January 4, 2014, by Stephen Mumford
John Stuart Mill’s view of liberty was largely right, especially where it concerned freedom of speech and expression. We ought to have nothing to fear from the public airing of views with which we disagree, for instance, for that exposes their stupidity. Besides, suppression of opposing views is rightly taken to be a mark of tyranny. This can be a complicated issue, though. Holocaust denial is illegal in some countries and the historical reasons are understandable.
When it comes to freedom of expression in the arts, we can similarly consider whether someone’s work should ever be suppressed or, as we more often call it, censored. There are different cases where this occurs. Art is often used to deliver a political message and governments fear the power this can hold. Through that fear, Pussy Riot were jailed for singing a song and Hitler banned paintings he considered degenerate or Jewish. Mill’s diagnosis holds true here.
Another kind of case is a little less clear-cut, namely where art is censored on grounds of taste and decency. Perhaps there is an argument here. There may be some things in the arts that require a certain maturity in the eye of the perceiver. We can understand a need for film classifications, for instance, as it could be harmful to a child to be exposed too soon to certain things, such as realistic violence. And I doubt it would be a good idea to take my 8-year old to a Gilbert and George exhibition (though I think he’d find most of their work very funny).

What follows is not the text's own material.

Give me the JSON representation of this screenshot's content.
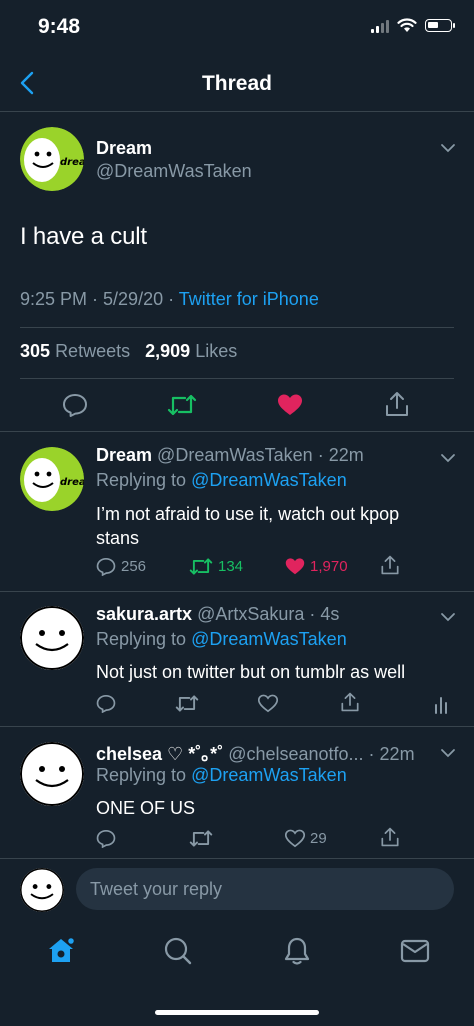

Perhaps there are some exceptions, then. Nevertheless, the default position is that the individual ought to be allowed to decide what they want and don’t want to view. This is especially important given that one of the functions of art is to question conventional ways of thinking, including our thinking about morality and representation, and challenging us to see things anew. Art has always made us query those very standards of taste and decency that are sometimes used as the excuse for its censorship. Our moral development can sometimes be driven by the novelty we encounter in confrontational works. Art by Robert Mapplethorpe, Peter Fendi and Gustave Courbet’s L’Origine du monde are great works even though some might be offended by them.
Occasionally an artist deliberately produces provocative art in bad taste and causes offence. It might shock us and that’s not always enough to make it good. There is much bad art and plenty a misplaced assault on our sensibilities. But even here we should defend the artist’s right to produce shocking work just as we should defend an opponent’s right to espouse their politics. After all, many great artists have had their work condemned at first. These things sometimes need a historical perspective before we can pass final judgement. If we censor now, we could be losing some of the great art of the future.